Work task:
Copy out each line in the material below that has the word "txInfo".

Provided material:
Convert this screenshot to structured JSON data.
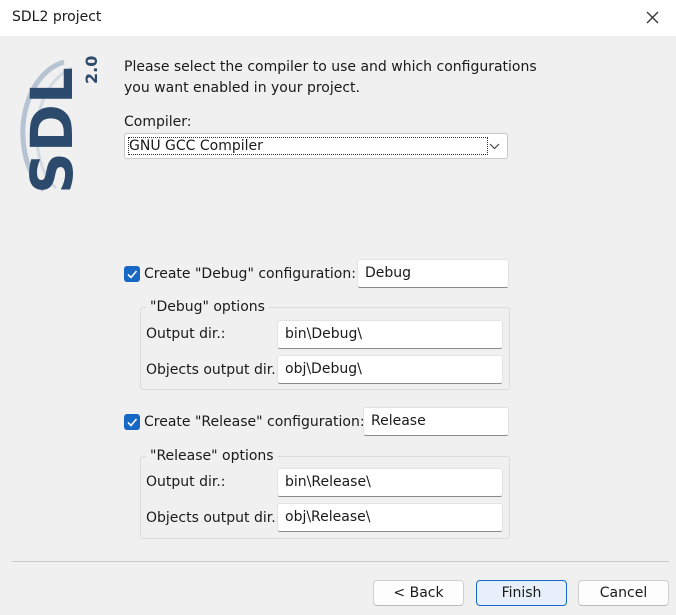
{
  "window": {
    "title": "SDL2 project"
  },
  "logo": {
    "text": "SDL",
    "version": "2.0"
  },
  "intro": {
    "line1": "Please select the compiler to use and which configurations",
    "line2": "you want enabled in your project."
  },
  "compiler": {
    "label": "Compiler:",
    "value": "GNU GCC Compiler"
  },
  "debug": {
    "checkbox_label": "Create \"Debug\" configuration:",
    "checked": true,
    "name": "Debug",
    "group_title": "\"Debug\" options",
    "output_dir_label": "Output dir.:",
    "output_dir": "bin\\Debug\\",
    "objects_dir_label": "Objects output dir.:",
    "objects_dir": "obj\\Debug\\"
  },
  "release": {
    "checkbox_label": "Create \"Release\" configuration:",
    "checked": true,
    "name": "Release",
    "group_title": "\"Release\" options",
    "output_dir_label": "Output dir.:",
    "output_dir": "bin\\Release\\",
    "objects_dir_label": "Objects output dir.:",
    "objects_dir": "obj\\Release\\"
  },
  "buttons": {
    "back": "< Back",
    "finish": "Finish",
    "cancel": "Cancel"
  },
  "colors": {
    "accent": "#1668c4",
    "logo": "#2c4a6b"
  }
}
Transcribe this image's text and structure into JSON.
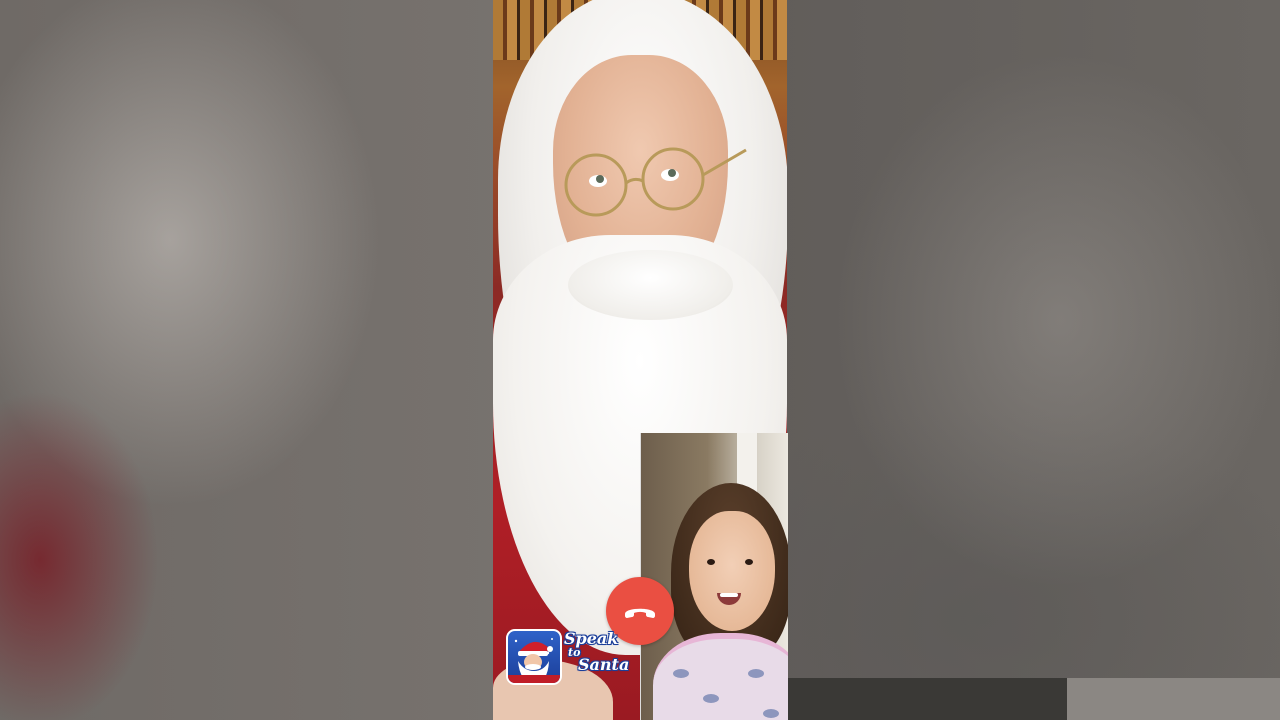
{
  "call": {
    "end_call_icon": "phone-hangup-icon",
    "end_call_color": "#ea4f42"
  },
  "app_logo": {
    "icon": "santa-icon",
    "line1": "Speak",
    "line2": "to",
    "line3": "Santa",
    "accent": "#1c3f9a"
  }
}
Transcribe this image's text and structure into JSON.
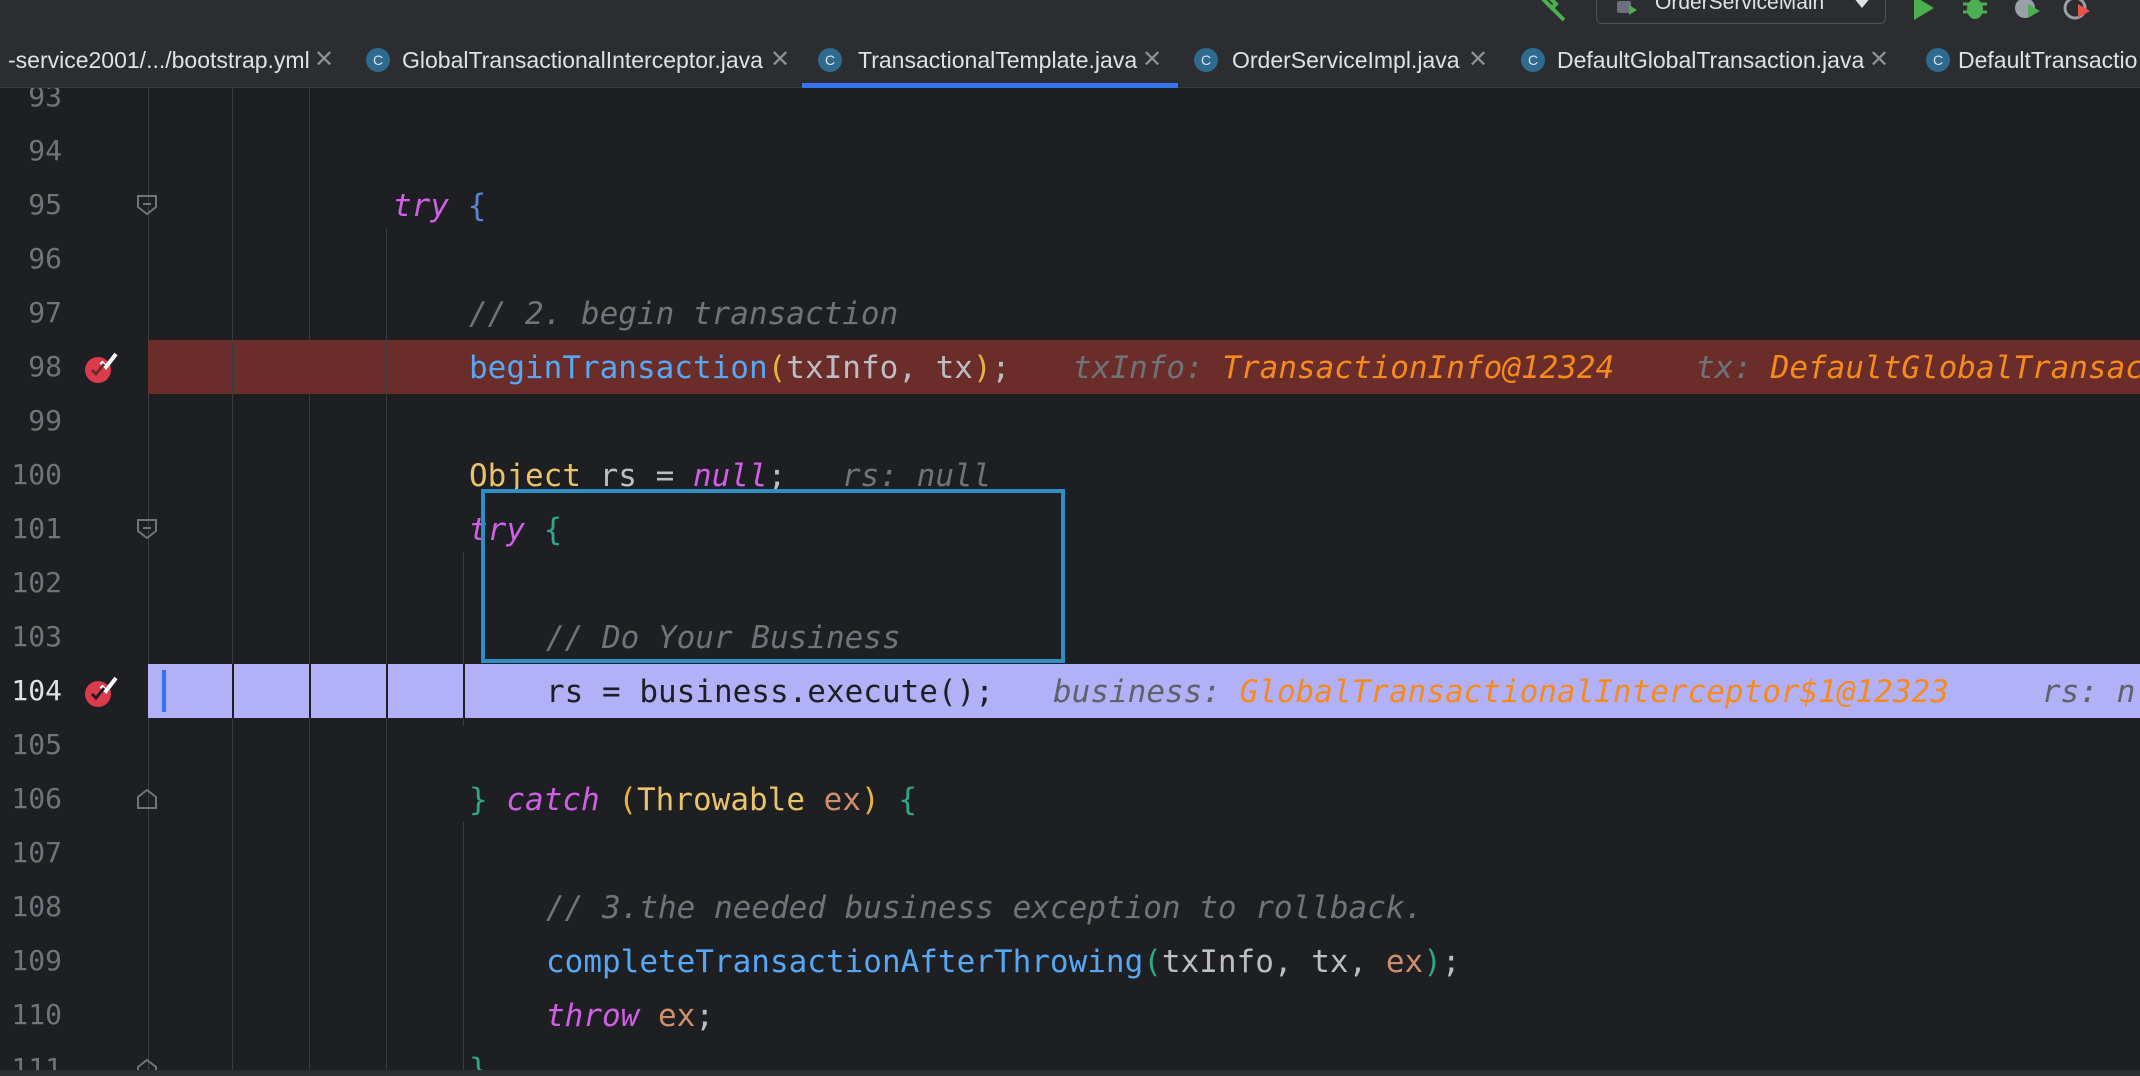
{
  "toolbar": {
    "run_config_label": "OrderServiceMain",
    "icons": [
      "build-hammer-icon",
      "run-config-icon",
      "run-icon",
      "debug-icon",
      "profile-icon",
      "run-with-coverage-icon"
    ]
  },
  "tabs": [
    {
      "label": "-service2001/.../bootstrap.yml",
      "icon": "yaml-file-icon",
      "active": false
    },
    {
      "label": "GlobalTransactionalInterceptor.java",
      "icon": "class-icon",
      "active": false
    },
    {
      "label": "TransactionalTemplate.java",
      "icon": "class-icon",
      "active": true
    },
    {
      "label": "OrderServiceImpl.java",
      "icon": "class-icon",
      "active": false
    },
    {
      "label": "DefaultGlobalTransaction.java",
      "icon": "class-icon",
      "active": false
    },
    {
      "label": "DefaultTransactio",
      "icon": "class-icon",
      "active": false
    }
  ],
  "editor": {
    "line_numbers": [
      "93",
      "94",
      "95",
      "96",
      "97",
      "98",
      "99",
      "100",
      "101",
      "102",
      "103",
      "104",
      "105",
      "106",
      "107",
      "108",
      "109",
      "110",
      "111"
    ],
    "breakpoint_lines": [
      "98",
      "104"
    ],
    "current_execution_line": "104",
    "code": {
      "l95_try": "try",
      "l95_brace": "{",
      "l97_comment": "// 2. begin transaction",
      "l98_fn": "beginTransaction",
      "l98_open": "(",
      "l98_args": "txInfo, tx",
      "l98_close": ")",
      "l98_semi": ";",
      "l98_hint1_key": "txInfo:",
      "l98_hint1_val": "TransactionInfo@12324",
      "l98_hint2_key": "tx:",
      "l98_hint2_val": "DefaultGlobalTransac",
      "l100_type": "Object",
      "l100_decl": " rs = ",
      "l100_null": "null",
      "l100_semi": ";",
      "l100_hint": "rs: null",
      "l101_try": "try",
      "l101_brace": "{",
      "l103_comment": "// Do Your Business",
      "l104_code": "rs = business.execute();",
      "l104_hint1_key": "business:",
      "l104_hint1_val": "GlobalTransactionalInterceptor$1@12323",
      "l104_hint2_key": "rs:",
      "l104_hint2_val": "n",
      "l106_close": "}",
      "l106_catch": "catch",
      "l106_open": "(",
      "l106_type": "Throwable",
      "l106_ex": "ex",
      "l106_close_paren": ")",
      "l106_brace": "{",
      "l108_comment": "// 3.the needed business exception to rollback.",
      "l109_fn": "completeTransactionAfterThrowing",
      "l109_open": "(",
      "l109_args": "txInfo, tx, ",
      "l109_ex": "ex",
      "l109_close": ")",
      "l109_semi": ";",
      "l110_throw": "throw",
      "l110_ex": "ex",
      "l110_semi": ";",
      "l111_brace": "}"
    }
  }
}
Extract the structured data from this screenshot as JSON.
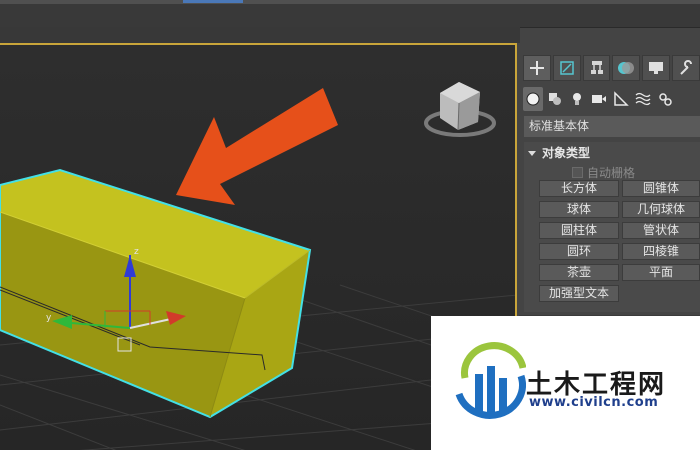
{
  "panel": {
    "category_dropdown": "标准基本体",
    "rollout_title": "对象类型",
    "autogrid_label": "自动栅格",
    "buttons": [
      "长方体",
      "圆锥体",
      "球体",
      "几何球体",
      "圆柱体",
      "管状体",
      "圆环",
      "四棱锥",
      "茶壶",
      "平面",
      "加强型文本"
    ]
  },
  "watermark": {
    "name_cn": "土木工程网",
    "url": "www.civilcn.com"
  },
  "colors": {
    "box_fill": "#b7b51c",
    "box_edge": "#43e0e6",
    "arrow": "#e6501a",
    "viewport_border": "#c9a53a"
  },
  "icons": [
    "create-plus-icon",
    "modify-icon",
    "hierarchy-icon",
    "motion-icon",
    "display-icon",
    "utilities-wrench-icon",
    "geometry-sphere-icon",
    "shapes-icon",
    "lights-icon",
    "cameras-icon",
    "helpers-icon",
    "spacewarps-icon",
    "systems-icon",
    "viewcube-icon",
    "transform-gizmo-icon"
  ]
}
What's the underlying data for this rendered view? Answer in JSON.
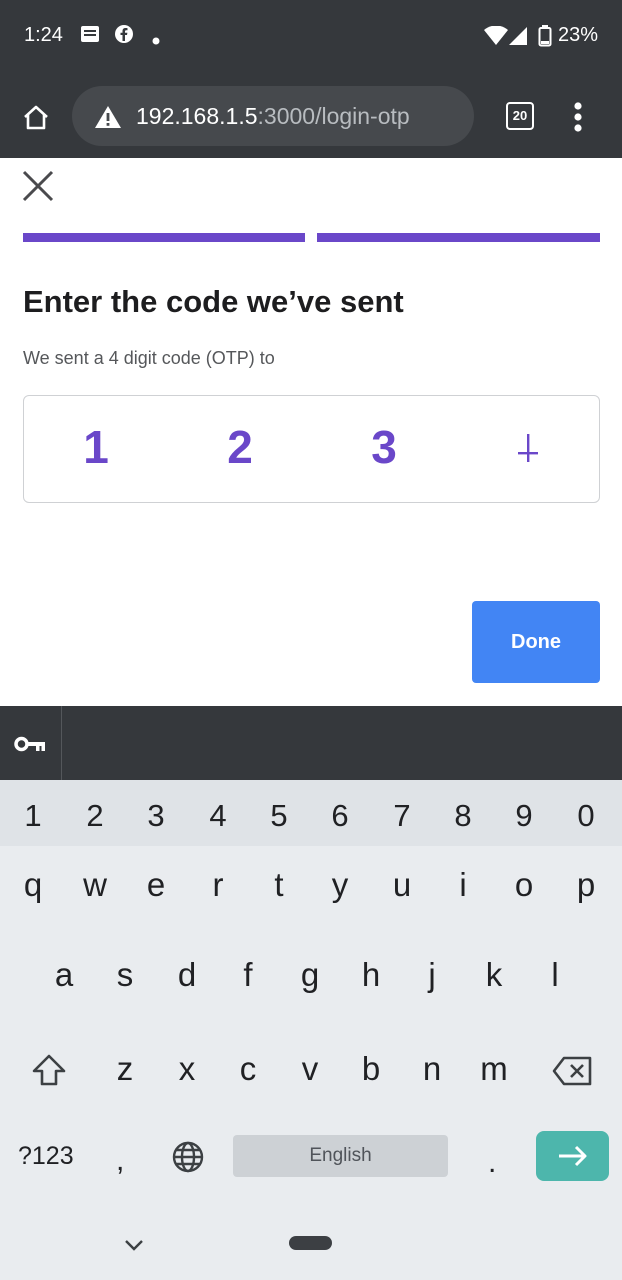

Result below:
      "l98_args": "txInfo, tx",
      "l98_hint1_key": "txInfo:",
      "l109_args": "txInfo, tx, ",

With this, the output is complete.